### Task item
From the entries, copy each line that includes "Database".

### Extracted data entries
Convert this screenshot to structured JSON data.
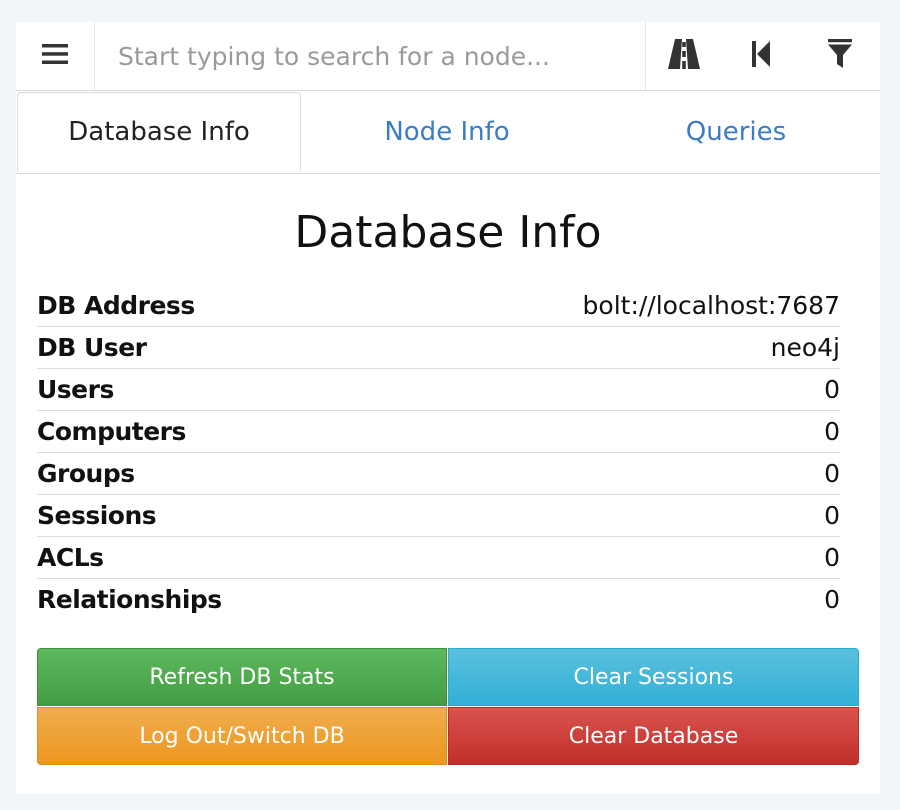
{
  "search": {
    "placeholder": "Start typing to search for a node..."
  },
  "toolbar": {
    "icons": [
      "menu-icon",
      "pathfinding-icon",
      "back-icon",
      "filter-icon"
    ]
  },
  "tabs": [
    {
      "label": "Database Info",
      "active": true
    },
    {
      "label": "Node Info",
      "active": false
    },
    {
      "label": "Queries",
      "active": false
    }
  ],
  "main": {
    "title": "Database Info",
    "rows": [
      {
        "label": "DB Address",
        "value": "bolt://localhost:7687"
      },
      {
        "label": "DB User",
        "value": "neo4j"
      },
      {
        "label": "Users",
        "value": "0"
      },
      {
        "label": "Computers",
        "value": "0"
      },
      {
        "label": "Groups",
        "value": "0"
      },
      {
        "label": "Sessions",
        "value": "0"
      },
      {
        "label": "ACLs",
        "value": "0"
      },
      {
        "label": "Relationships",
        "value": "0"
      }
    ]
  },
  "buttons": {
    "refresh": "Refresh DB Stats",
    "clear_sessions": "Clear Sessions",
    "logout": "Log Out/Switch DB",
    "clear_database": "Clear Database"
  },
  "colors": {
    "link": "#3b7cc4",
    "success": "#5cb85c",
    "info": "#5bc0de",
    "warning": "#f0ad4e",
    "danger": "#d9534f"
  }
}
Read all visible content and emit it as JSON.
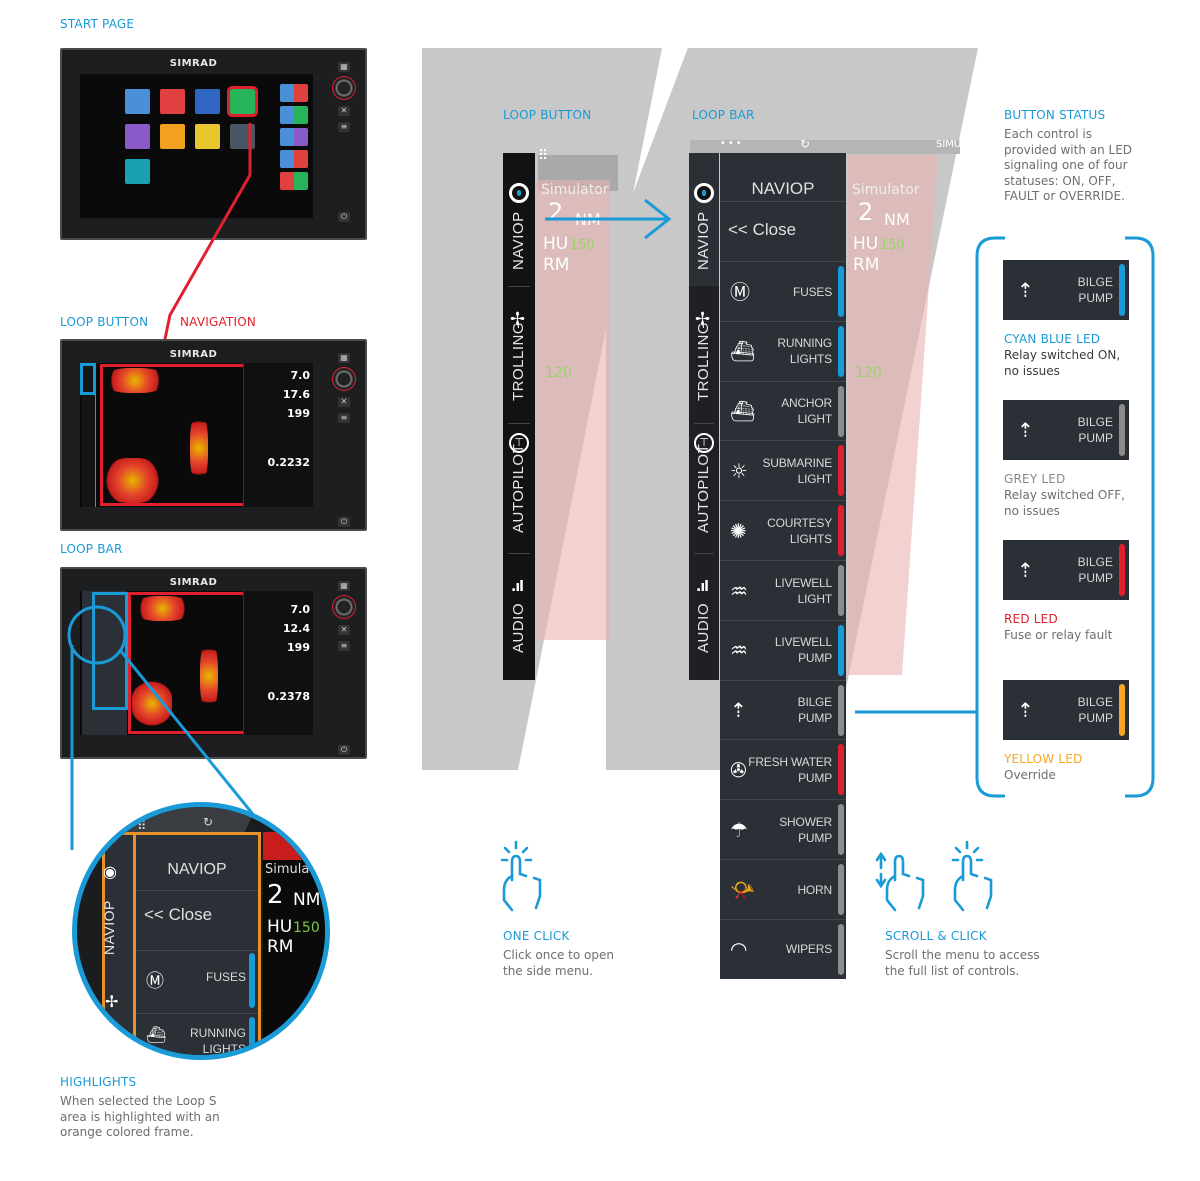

### Task answer
      "label": "Database Info",
    "title": "Database Info",
    "clear_database": "Clear Database"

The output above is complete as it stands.